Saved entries

-----

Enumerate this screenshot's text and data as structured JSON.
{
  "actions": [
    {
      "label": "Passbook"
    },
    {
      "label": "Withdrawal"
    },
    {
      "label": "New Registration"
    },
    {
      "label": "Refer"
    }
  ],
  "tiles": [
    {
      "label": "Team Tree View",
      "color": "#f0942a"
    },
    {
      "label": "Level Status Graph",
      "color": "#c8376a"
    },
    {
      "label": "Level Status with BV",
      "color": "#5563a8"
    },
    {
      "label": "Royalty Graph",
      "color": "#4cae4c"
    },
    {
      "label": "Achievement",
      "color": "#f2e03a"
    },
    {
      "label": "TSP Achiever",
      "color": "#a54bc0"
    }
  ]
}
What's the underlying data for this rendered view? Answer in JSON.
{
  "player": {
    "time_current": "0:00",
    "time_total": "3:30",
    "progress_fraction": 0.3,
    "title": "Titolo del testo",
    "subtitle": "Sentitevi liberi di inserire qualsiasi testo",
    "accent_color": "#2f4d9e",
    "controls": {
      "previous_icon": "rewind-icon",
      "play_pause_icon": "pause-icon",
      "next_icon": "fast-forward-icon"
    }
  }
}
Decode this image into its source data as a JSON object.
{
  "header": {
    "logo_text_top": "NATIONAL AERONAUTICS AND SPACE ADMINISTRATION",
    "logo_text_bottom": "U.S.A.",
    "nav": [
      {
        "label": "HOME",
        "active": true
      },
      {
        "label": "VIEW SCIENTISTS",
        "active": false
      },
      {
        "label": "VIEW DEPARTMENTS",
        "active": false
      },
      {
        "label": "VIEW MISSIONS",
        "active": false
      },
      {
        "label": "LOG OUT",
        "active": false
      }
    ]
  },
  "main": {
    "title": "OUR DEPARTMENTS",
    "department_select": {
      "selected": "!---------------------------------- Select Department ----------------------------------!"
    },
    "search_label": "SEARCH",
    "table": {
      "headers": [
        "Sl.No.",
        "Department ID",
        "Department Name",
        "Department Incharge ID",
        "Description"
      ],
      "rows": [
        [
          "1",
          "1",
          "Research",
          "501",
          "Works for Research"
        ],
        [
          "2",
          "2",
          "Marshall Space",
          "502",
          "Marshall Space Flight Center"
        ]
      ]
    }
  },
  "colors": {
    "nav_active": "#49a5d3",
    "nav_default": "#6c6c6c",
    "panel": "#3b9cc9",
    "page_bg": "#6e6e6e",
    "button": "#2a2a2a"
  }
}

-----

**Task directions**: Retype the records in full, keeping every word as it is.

**Exercise response**:
Enumerate this screenshot's text and data as structured JSON.
{
  "actions": [
    {
      "label": "Passbook"
    },
    {
      "label": "Withdrawal"
    },
    {
      "label": "New Registration"
    },
    {
      "label": "Refer"
    }
  ],
  "tiles": [
    {
      "label": "Team Tree View",
      "color": "#f0942a"
    },
    {
      "label": "Level Status Graph",
      "color": "#c8376a"
    },
    {
      "label": "Level Status with BV",
      "color": "#5563a8"
    },
    {
      "label": "Royalty Graph",
      "color": "#4cae4c"
    },
    {
      "label": "Achievement",
      "color": "#f2e03a"
    },
    {
      "label": "TSP Achiever",
      "color": "#a54bc0"
    }
  ]
}
What's the underlying data for this rendered view? Answer in JSON.
{
  "player": {
    "time_current": "0:00",
    "time_total": "3:30",
    "progress_fraction": 0.3,
    "title": "Titolo del testo",
    "subtitle": "Sentitevi liberi di inserire qualsiasi testo",
    "accent_color": "#2f4d9e",
    "controls": {
      "previous_icon": "rewind-icon",
      "play_pause_icon": "pause-icon",
      "next_icon": "fast-forward-icon"
    }
  }
}
Decode this image into its source data as a JSON object.
{
  "header": {
    "logo_text_top": "NATIONAL AERONAUTICS AND SPACE ADMINISTRATION",
    "logo_text_bottom": "U.S.A.",
    "nav": [
      {
        "label": "HOME",
        "active": true
      },
      {
        "label": "VIEW SCIENTISTS",
        "active": false
      },
      {
        "label": "VIEW DEPARTMENTS",
        "active": false
      },
      {
        "label": "VIEW MISSIONS",
        "active": false
      },
      {
        "label": "LOG OUT",
        "active": false
      }
    ]
  },
  "main": {
    "title": "OUR DEPARTMENTS",
    "department_select": {
      "selected": "!---------------------------------- Select Department ----------------------------------!"
    },
    "search_label": "SEARCH",
    "table": {
      "headers": [
        "Sl.No.",
        "Department ID",
        "Department Name",
        "Department Incharge ID",
        "Description"
      ],
      "rows": [
        [
          "1",
          "1",
          "Research",
          "501",
          "Works for Research"
        ],
        [
          "2",
          "2",
          "Marshall Space",
          "502",
          "Marshall Space Flight Center"
        ]
      ]
    }
  },
  "colors": {
    "nav_active": "#49a5d3",
    "nav_default": "#6c6c6c",
    "panel": "#3b9cc9",
    "page_bg": "#6e6e6e",
    "button": "#2a2a2a"
  }
}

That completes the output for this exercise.